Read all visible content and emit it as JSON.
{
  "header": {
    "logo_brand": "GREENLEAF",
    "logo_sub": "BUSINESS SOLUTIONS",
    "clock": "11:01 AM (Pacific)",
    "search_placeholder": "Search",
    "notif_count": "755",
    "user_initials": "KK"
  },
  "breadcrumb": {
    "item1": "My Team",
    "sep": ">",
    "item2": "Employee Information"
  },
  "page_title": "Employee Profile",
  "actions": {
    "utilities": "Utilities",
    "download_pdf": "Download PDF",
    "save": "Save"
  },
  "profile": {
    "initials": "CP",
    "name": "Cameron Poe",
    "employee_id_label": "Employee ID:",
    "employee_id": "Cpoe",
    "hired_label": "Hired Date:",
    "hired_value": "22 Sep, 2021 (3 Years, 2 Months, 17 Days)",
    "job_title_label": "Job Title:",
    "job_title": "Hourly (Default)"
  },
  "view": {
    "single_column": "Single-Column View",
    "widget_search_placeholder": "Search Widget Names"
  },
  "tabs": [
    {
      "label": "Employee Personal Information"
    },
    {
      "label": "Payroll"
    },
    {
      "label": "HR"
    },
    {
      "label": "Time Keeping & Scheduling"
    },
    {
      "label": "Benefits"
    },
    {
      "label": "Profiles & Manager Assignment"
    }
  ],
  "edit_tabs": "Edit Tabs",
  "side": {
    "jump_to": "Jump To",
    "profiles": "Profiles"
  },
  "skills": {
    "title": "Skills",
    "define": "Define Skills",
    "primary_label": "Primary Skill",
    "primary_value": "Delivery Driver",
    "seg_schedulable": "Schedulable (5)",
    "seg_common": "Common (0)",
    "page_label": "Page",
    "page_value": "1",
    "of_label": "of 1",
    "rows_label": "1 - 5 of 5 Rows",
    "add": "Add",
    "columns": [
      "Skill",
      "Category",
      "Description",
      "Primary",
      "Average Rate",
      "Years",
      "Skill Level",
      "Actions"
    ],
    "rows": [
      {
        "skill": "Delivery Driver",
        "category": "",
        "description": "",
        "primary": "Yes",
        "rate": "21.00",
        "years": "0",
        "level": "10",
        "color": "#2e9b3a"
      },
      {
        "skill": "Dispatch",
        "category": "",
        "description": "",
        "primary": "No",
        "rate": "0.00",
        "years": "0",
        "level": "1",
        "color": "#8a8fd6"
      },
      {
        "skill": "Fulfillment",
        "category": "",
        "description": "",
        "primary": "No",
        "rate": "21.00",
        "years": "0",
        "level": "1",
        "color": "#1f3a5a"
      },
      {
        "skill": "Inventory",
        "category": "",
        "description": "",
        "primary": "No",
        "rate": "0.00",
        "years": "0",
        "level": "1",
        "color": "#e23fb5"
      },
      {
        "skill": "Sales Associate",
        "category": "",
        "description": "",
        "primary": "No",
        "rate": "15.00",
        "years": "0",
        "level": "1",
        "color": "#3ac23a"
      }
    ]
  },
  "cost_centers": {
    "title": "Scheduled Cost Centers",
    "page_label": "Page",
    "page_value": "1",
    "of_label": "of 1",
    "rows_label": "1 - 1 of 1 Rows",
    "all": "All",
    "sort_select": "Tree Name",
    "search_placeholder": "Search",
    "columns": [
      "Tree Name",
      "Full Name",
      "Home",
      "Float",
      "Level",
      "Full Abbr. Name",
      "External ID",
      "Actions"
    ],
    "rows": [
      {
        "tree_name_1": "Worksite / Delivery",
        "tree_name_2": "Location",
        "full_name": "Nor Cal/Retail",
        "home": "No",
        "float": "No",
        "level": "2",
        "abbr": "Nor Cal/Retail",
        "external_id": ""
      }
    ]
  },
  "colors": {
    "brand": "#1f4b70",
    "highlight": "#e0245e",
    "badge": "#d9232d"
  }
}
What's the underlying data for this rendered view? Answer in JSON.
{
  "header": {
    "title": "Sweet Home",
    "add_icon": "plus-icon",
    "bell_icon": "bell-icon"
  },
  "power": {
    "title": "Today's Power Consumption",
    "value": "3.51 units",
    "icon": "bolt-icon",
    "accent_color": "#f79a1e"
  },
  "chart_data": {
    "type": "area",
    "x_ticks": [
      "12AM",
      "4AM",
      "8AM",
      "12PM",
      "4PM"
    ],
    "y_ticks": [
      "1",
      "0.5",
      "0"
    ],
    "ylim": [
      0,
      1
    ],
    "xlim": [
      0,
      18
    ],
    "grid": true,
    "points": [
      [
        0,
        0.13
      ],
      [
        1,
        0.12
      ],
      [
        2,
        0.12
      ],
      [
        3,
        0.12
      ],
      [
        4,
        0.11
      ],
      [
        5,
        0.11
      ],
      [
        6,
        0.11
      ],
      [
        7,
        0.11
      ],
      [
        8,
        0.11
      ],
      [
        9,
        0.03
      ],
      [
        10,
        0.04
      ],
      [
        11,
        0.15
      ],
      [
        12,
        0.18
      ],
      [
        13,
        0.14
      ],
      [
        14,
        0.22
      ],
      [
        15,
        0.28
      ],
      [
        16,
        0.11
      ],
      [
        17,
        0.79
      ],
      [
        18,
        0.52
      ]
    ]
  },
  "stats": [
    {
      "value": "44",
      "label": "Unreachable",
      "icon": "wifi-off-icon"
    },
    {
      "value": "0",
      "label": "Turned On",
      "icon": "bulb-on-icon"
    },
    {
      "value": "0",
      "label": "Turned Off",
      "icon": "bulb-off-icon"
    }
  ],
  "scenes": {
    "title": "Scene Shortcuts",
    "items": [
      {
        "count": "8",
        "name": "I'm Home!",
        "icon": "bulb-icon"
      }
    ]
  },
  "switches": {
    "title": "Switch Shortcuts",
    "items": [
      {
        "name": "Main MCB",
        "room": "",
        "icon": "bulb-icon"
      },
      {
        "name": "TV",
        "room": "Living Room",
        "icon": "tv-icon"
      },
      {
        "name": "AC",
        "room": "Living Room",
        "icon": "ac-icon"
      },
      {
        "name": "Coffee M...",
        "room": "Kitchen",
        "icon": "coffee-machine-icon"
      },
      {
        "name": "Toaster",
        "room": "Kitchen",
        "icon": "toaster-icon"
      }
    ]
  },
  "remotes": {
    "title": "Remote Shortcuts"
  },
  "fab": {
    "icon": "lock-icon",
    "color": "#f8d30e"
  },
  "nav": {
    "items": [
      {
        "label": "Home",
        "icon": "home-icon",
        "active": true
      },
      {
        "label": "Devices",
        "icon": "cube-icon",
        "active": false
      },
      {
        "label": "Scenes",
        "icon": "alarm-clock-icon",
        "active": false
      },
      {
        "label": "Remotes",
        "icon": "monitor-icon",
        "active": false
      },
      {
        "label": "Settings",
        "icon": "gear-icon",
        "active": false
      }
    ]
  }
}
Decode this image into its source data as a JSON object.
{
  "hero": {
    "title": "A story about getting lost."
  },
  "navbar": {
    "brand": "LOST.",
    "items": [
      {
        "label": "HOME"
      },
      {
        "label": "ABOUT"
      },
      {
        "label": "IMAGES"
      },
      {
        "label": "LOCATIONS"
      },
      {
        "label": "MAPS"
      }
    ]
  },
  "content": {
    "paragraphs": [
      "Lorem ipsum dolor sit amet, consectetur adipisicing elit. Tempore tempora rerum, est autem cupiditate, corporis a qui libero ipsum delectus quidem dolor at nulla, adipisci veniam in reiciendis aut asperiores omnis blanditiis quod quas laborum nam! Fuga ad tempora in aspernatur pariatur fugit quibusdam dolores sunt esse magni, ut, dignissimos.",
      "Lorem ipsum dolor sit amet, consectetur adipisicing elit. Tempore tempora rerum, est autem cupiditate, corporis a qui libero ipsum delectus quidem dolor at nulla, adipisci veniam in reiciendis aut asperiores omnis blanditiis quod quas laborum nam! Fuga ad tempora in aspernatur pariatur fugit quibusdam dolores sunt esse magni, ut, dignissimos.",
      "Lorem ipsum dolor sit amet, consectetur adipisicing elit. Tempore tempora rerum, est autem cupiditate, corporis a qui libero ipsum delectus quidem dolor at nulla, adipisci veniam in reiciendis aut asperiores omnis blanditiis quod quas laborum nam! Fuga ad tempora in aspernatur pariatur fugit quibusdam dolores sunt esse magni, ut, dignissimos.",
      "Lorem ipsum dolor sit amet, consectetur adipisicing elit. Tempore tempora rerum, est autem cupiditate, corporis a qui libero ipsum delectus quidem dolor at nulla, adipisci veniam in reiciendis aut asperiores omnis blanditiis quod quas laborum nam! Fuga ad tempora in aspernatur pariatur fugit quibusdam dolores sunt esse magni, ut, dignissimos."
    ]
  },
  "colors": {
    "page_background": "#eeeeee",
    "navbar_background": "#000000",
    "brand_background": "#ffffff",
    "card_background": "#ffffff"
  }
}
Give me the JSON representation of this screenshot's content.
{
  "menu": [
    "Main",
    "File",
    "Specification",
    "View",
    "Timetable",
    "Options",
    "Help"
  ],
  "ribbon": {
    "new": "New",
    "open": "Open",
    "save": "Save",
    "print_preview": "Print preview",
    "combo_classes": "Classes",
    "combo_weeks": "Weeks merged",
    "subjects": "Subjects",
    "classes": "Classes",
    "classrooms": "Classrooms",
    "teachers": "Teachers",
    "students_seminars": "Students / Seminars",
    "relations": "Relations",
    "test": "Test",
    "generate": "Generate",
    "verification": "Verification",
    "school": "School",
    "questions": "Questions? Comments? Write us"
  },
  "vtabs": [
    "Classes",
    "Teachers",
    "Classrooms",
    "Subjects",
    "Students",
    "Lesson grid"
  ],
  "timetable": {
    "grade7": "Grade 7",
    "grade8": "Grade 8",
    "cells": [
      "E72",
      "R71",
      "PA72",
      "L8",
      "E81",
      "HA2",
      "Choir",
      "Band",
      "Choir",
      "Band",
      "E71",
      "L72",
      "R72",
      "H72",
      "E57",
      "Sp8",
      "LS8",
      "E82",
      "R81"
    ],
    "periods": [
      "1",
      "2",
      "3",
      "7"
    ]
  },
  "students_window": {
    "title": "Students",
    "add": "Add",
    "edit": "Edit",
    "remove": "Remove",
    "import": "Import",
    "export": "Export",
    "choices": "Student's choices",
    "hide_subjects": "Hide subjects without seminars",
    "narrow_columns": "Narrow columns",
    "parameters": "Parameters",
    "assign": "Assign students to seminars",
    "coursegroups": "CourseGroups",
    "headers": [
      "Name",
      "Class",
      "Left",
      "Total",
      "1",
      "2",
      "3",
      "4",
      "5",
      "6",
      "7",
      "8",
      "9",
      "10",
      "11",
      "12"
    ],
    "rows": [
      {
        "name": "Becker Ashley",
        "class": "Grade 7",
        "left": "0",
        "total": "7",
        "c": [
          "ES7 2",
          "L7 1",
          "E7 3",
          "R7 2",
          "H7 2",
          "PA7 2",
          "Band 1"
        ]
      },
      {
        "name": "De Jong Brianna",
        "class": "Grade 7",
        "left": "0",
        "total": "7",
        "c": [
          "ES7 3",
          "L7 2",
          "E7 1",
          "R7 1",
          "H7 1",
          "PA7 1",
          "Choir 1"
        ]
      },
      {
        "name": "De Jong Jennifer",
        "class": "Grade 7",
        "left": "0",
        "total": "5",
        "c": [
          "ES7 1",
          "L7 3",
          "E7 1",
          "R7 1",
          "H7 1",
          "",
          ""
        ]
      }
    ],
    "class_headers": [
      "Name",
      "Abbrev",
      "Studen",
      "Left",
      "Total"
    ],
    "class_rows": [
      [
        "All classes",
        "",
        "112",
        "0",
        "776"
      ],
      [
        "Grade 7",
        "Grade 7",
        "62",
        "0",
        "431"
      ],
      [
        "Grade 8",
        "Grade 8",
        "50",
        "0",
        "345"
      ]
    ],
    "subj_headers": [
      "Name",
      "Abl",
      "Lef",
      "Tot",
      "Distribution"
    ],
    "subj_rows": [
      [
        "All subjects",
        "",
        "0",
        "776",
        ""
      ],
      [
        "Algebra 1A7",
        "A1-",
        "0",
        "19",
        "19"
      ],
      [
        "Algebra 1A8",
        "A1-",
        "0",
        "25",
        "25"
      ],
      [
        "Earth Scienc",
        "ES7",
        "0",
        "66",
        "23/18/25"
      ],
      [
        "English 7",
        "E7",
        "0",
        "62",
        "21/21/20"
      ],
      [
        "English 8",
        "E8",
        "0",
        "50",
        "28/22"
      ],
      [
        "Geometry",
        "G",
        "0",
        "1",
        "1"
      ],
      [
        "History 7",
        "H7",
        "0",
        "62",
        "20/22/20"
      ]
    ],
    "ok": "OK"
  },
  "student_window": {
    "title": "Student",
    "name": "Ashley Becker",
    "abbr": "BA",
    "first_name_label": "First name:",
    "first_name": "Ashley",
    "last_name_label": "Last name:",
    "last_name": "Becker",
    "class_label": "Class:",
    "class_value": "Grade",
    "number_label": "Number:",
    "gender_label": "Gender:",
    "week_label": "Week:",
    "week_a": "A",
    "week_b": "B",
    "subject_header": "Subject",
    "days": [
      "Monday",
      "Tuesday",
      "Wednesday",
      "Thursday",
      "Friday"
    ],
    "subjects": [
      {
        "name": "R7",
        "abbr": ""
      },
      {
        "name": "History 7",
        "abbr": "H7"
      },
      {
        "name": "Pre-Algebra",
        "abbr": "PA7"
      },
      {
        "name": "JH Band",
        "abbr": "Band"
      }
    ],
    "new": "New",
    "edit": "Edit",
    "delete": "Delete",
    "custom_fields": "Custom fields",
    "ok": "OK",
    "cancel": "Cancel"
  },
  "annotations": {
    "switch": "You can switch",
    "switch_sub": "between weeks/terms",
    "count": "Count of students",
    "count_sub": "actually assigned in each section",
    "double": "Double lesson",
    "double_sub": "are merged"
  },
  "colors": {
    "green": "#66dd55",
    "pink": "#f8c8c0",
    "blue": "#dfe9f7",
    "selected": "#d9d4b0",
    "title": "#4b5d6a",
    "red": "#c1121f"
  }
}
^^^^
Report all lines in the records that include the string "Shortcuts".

**EXPECTED ANSWER:**
    "title": "Scene Shortcuts",
    "title": "Switch Shortcuts",
    "title": "Remote Shortcuts"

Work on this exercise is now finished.